§ TASK REQUIREMENTS
Copy the entries exactly. Leave out any pictures.

=-=-=

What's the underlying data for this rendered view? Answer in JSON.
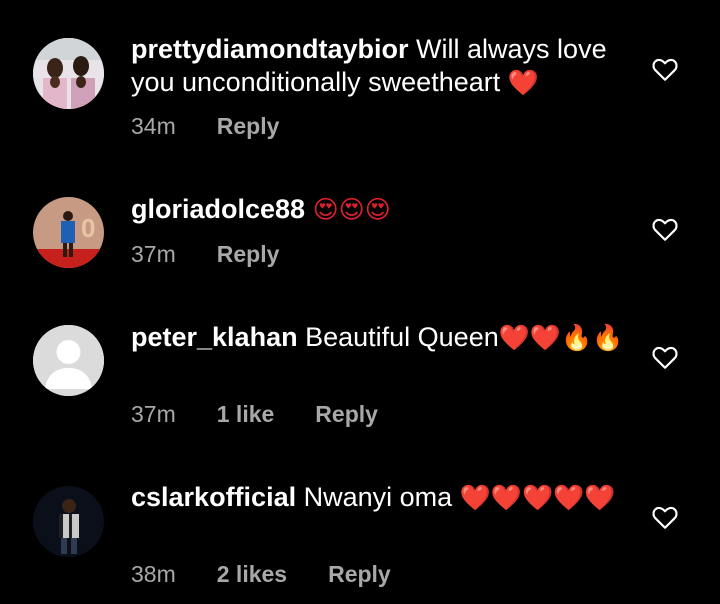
{
  "comments": [
    {
      "username": "prettydiamondtaybior",
      "text": "Will always love you unconditionally sweetheart",
      "emoji": "❤️",
      "time": "34m",
      "likes": "",
      "reply": "Reply"
    },
    {
      "username": "gloriadolce88",
      "text": "",
      "emoji": "😍😍😍",
      "time": "37m",
      "likes": "",
      "reply": "Reply"
    },
    {
      "username": "peter_klahan",
      "text": "Beautiful Queen",
      "emoji": "❤️❤️🔥🔥",
      "time": "37m",
      "likes": "1 like",
      "reply": "Reply"
    },
    {
      "username": "cslarkofficial",
      "text": "Nwanyi oma",
      "emoji": "❤️❤️❤️❤️❤️",
      "time": "38m",
      "likes": "2 likes",
      "reply": "Reply"
    }
  ],
  "icons": {
    "like": "heart-outline-icon"
  },
  "colors": {
    "background": "#000000",
    "meta": "#a8a8a8",
    "heart_emoji": "#e0202e"
  }
}
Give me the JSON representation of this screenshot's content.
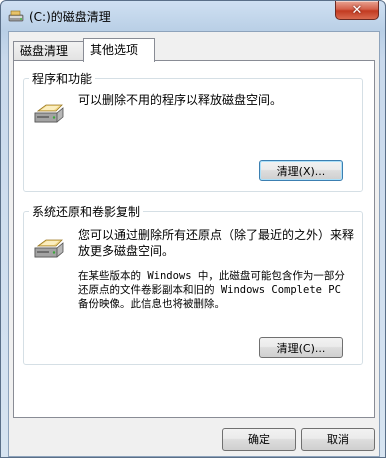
{
  "window": {
    "title": "(C:)的磁盘清理",
    "close_glyph": "✕"
  },
  "tabs": [
    {
      "label": "磁盘清理",
      "active": false
    },
    {
      "label": "其他选项",
      "active": true
    }
  ],
  "programs_section": {
    "title": "程序和功能",
    "description": "可以删除不用的程序以释放磁盘空间。",
    "button_label": "清理(X)..."
  },
  "restore_section": {
    "title": "系统还原和卷影复制",
    "description_1": "您可以通过删除所有还原点（除了最近的之外）来释放更多磁盘空间。",
    "description_2": "在某些版本的 Windows 中，此磁盘可能包含作为一部分还原点的文件卷影副本和旧的 Windows Complete PC 备份映像。此信息也将被删除。",
    "button_label": "清理(C)..."
  },
  "footer": {
    "ok_label": "确定",
    "cancel_label": "取消"
  },
  "colors": {
    "accent": "#3c7fb1",
    "close_button": "#c23a21"
  },
  "icons": [
    "drive-cleanup-icon",
    "close-icon",
    "disk-drive-icon"
  ]
}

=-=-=

§ SOLUTION FOR THIS PROBLEM
What's the underlying data for this rendered view? Answer in JSON.
{
  "comments": [
    {
      "username": "prettydiamondtaybior",
      "text": "Will always love you unconditionally sweetheart",
      "emoji": "❤️",
      "time": "34m",
      "likes": "",
      "reply": "Reply"
    },
    {
      "username": "gloriadolce88",
      "text": "",
      "emoji": "😍😍😍",
      "time": "37m",
      "likes": "",
      "reply": "Reply"
    },
    {
      "username": "peter_klahan",
      "text": "Beautiful Queen",
      "emoji": "❤️❤️🔥🔥",
      "time": "37m",
      "likes": "1 like",
      "reply": "Reply"
    },
    {
      "username": "cslarkofficial",
      "text": "Nwanyi oma",
      "emoji": "❤️❤️❤️❤️❤️",
      "time": "38m",
      "likes": "2 likes",
      "reply": "Reply"
    }
  ],
  "icons": {
    "like": "heart-outline-icon"
  },
  "colors": {
    "background": "#000000",
    "meta": "#a8a8a8",
    "heart_emoji": "#e0202e"
  }
}
Give me the JSON representation of this screenshot's content.
{
  "window": {
    "title": "(C:)的磁盘清理",
    "close_glyph": "✕"
  },
  "tabs": [
    {
      "label": "磁盘清理",
      "active": false
    },
    {
      "label": "其他选项",
      "active": true
    }
  ],
  "programs_section": {
    "title": "程序和功能",
    "description": "可以删除不用的程序以释放磁盘空间。",
    "button_label": "清理(X)..."
  },
  "restore_section": {
    "title": "系统还原和卷影复制",
    "description_1": "您可以通过删除所有还原点（除了最近的之外）来释放更多磁盘空间。",
    "description_2": "在某些版本的 Windows 中，此磁盘可能包含作为一部分还原点的文件卷影副本和旧的 Windows Complete PC 备份映像。此信息也将被删除。",
    "button_label": "清理(C)..."
  },
  "footer": {
    "ok_label": "确定",
    "cancel_label": "取消"
  },
  "colors": {
    "accent": "#3c7fb1",
    "close_button": "#c23a21"
  },
  "icons": [
    "drive-cleanup-icon",
    "close-icon",
    "disk-drive-icon"
  ]
}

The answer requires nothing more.